SUPPLIED DATA
---

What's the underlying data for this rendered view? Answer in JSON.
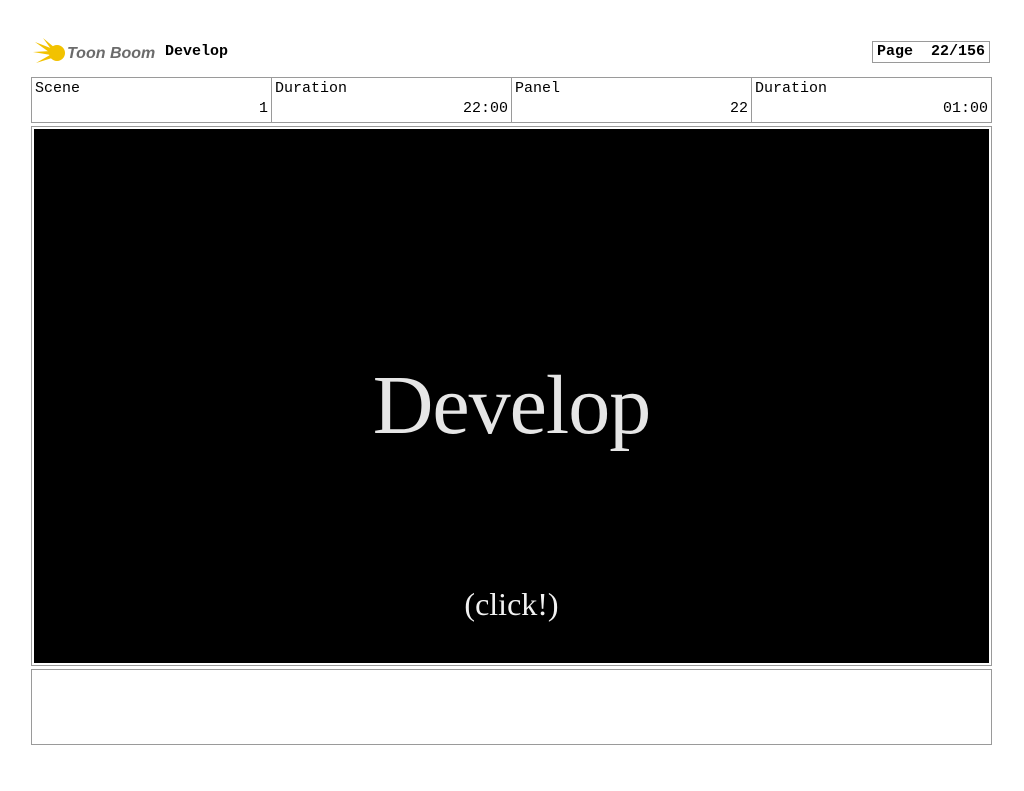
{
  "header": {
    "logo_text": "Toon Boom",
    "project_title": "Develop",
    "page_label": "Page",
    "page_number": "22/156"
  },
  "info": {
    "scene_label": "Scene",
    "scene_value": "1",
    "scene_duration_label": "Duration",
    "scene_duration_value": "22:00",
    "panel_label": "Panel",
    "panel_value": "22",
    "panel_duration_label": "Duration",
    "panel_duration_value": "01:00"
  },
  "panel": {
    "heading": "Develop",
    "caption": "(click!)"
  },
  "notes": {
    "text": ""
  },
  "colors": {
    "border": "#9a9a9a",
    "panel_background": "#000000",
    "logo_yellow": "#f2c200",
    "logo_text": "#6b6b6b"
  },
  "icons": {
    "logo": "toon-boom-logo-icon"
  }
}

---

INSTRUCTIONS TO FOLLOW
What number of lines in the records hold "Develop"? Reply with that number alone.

RESULT
2